▶ Data under study:
────────────────────────────────────────
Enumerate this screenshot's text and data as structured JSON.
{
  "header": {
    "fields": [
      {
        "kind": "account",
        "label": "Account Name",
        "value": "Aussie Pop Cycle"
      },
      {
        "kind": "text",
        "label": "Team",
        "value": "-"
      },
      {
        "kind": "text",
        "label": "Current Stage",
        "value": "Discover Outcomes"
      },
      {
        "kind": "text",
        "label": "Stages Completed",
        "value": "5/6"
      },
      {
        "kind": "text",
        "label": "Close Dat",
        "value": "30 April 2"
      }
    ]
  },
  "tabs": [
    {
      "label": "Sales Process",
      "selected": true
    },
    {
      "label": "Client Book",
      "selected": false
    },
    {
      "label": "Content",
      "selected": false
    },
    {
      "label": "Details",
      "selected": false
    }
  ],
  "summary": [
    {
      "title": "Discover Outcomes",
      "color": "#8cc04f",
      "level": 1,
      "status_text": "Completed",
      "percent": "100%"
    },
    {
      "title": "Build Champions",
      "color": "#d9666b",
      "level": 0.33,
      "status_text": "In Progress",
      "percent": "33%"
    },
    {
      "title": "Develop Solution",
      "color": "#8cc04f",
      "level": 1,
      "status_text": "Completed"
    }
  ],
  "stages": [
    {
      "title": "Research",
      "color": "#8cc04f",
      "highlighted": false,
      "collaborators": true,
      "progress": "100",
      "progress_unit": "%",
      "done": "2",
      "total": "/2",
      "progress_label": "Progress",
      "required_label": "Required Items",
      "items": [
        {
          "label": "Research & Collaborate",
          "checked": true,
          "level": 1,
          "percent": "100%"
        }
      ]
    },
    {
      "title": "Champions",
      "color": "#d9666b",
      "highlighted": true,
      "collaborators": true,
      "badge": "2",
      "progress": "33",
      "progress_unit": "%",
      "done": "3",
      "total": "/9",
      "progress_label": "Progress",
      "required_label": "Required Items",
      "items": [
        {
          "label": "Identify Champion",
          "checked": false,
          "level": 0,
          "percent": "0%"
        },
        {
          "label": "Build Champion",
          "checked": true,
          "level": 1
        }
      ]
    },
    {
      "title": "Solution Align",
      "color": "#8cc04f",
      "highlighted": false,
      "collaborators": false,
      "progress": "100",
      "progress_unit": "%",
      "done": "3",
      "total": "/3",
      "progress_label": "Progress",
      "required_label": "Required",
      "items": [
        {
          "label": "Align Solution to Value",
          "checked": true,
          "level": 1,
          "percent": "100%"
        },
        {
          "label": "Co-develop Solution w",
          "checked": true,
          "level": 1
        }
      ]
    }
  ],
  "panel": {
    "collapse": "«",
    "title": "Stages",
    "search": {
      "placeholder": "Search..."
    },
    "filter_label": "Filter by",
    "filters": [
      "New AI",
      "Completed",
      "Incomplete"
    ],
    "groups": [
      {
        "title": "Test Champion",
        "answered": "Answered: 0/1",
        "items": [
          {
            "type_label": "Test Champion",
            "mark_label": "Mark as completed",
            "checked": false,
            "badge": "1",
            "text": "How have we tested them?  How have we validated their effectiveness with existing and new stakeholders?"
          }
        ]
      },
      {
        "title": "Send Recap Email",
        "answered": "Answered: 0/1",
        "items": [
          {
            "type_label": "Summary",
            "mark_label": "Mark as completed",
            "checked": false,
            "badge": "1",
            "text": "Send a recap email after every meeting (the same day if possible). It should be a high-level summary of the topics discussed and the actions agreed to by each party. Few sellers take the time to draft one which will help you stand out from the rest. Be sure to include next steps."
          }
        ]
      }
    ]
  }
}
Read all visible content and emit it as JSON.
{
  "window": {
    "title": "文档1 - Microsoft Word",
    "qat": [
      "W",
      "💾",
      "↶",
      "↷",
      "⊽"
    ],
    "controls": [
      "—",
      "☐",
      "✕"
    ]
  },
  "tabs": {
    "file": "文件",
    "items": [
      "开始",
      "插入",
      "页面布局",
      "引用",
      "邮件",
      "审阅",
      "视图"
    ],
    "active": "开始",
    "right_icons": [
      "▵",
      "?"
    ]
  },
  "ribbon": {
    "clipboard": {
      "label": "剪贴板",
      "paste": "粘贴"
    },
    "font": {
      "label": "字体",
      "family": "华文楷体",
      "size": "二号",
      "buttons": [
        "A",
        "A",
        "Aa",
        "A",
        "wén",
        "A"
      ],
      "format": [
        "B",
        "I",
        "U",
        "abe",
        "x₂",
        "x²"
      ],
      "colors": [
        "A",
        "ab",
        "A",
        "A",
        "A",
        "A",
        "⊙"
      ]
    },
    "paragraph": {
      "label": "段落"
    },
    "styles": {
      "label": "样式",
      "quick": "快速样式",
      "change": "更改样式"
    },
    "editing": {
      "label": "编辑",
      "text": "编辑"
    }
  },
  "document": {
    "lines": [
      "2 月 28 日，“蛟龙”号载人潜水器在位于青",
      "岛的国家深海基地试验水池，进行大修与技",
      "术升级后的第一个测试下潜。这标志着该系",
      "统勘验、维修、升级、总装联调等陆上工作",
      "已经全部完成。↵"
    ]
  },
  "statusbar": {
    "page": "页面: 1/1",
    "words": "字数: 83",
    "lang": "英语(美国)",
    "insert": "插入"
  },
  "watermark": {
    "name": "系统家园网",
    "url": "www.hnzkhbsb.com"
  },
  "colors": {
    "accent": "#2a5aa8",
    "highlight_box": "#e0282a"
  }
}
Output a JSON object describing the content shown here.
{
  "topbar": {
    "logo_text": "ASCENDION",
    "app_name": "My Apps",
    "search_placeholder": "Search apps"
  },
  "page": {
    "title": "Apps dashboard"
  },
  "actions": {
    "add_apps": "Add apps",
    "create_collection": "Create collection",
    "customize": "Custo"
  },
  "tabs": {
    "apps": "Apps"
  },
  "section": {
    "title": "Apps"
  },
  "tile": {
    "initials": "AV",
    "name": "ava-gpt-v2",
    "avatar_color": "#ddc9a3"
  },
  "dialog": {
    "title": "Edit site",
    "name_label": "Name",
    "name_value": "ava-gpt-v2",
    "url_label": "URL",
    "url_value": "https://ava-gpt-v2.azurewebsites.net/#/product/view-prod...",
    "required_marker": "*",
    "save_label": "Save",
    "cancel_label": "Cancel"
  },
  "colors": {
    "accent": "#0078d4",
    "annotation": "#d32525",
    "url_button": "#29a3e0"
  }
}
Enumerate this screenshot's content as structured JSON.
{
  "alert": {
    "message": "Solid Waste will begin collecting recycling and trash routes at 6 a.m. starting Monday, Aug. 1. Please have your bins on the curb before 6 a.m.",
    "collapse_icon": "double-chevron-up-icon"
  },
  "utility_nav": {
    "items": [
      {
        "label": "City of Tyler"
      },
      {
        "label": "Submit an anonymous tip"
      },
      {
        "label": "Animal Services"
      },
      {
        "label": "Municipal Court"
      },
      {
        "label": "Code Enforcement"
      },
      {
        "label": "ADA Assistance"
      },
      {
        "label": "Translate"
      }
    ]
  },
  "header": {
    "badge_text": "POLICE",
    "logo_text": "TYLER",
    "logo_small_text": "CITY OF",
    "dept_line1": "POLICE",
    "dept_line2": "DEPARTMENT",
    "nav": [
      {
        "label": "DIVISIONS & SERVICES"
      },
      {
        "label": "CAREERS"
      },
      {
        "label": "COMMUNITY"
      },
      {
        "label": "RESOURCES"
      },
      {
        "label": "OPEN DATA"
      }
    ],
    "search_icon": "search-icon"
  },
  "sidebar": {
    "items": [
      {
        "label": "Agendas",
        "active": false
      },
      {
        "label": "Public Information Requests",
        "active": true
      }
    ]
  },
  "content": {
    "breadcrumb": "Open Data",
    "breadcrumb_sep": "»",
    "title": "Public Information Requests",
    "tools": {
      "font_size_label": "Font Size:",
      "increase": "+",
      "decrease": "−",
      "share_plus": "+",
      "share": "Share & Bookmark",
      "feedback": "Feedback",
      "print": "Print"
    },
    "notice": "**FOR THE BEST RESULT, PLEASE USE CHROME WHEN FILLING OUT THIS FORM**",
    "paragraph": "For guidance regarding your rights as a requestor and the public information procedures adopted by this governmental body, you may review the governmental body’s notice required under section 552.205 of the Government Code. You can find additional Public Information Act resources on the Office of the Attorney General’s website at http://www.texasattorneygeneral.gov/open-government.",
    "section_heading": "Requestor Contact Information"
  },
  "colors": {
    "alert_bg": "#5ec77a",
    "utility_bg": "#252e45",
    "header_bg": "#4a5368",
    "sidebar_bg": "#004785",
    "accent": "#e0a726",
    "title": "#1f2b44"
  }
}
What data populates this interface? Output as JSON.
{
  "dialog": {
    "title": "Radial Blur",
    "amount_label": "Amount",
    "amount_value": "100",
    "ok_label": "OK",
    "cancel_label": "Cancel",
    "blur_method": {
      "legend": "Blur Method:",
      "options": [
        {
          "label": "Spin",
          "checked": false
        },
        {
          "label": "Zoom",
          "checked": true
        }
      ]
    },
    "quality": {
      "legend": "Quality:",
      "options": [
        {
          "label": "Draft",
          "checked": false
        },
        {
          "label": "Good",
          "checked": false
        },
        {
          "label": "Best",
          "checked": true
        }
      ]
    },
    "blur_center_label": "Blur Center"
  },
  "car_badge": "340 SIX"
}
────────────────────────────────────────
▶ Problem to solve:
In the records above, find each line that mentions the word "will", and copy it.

▶ Answer below:
            "text": "Send a recap email after every meeting (the same day if possible). It should be a high-level summary of the topics discussed and the actions agreed to by each party. Few sellers take the time to draft one which will help you stand out from the rest. Be sure to include next steps."
    "message": "Solid Waste will begin collecting recycling and trash routes at 6 a.m. starting Monday, Aug. 1. Please have your bins on the curb before 6 a.m.",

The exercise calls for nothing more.